    Molecular Cancer Therapeutics 02/2009; 8(1):152-9. · 5.60 Impact Factor

Publication Stats

2k Citations
52 Downloads
397.44 Total Impact Points

Institutions
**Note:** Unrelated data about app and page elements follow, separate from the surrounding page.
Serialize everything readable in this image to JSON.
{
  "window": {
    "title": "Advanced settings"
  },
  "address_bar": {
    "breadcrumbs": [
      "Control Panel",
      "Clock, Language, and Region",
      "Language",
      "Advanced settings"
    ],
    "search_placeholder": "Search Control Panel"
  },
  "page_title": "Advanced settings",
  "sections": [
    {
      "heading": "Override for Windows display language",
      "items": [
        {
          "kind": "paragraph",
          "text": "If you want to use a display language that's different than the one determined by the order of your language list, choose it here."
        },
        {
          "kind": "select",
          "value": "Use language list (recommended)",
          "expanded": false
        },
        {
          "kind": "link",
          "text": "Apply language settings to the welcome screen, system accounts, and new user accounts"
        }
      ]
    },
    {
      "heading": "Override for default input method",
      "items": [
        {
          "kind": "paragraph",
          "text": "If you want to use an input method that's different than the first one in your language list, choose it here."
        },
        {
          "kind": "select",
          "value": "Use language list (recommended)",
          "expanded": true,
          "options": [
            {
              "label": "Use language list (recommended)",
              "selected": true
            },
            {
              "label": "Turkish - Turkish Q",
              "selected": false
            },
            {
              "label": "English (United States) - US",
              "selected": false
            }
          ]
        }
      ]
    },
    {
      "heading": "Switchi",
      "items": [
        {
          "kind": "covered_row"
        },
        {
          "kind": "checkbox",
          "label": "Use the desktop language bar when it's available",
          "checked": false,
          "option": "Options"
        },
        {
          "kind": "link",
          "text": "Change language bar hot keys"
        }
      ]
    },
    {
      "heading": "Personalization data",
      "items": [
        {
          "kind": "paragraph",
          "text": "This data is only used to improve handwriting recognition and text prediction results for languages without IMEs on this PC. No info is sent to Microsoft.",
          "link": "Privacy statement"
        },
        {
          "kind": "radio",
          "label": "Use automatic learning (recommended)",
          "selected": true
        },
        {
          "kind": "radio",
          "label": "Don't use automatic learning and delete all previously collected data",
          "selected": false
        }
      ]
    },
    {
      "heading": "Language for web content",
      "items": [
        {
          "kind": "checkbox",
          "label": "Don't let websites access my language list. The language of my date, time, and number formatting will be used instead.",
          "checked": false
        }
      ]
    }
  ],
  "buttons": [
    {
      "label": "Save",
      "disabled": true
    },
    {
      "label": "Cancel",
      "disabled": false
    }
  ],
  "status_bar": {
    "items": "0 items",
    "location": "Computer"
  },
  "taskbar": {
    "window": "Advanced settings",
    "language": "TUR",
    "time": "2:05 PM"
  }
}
  • 2003–2012
    • Singapore General Hospital
      • • Department of Urology
      • • Department of Plastic Surgery
      Singapore, Singapore
  • 2000–2012
    • National Cancer Centre Singapore
      • Division of Cellular and Molecular Research
      Singapore
  • 2002–2005
    • National University of Singapore
      • Department of Pharmacy
      Singapore, Singapore
  • 1994–1998
    • Lady Davis Institute for Medical Research
      Montréal, Quebec, Canada
  • 1993–1998
    • McGill University
      • • Department of Surgery
      • • Department of Medicine
      Montréal, Quebec, Canada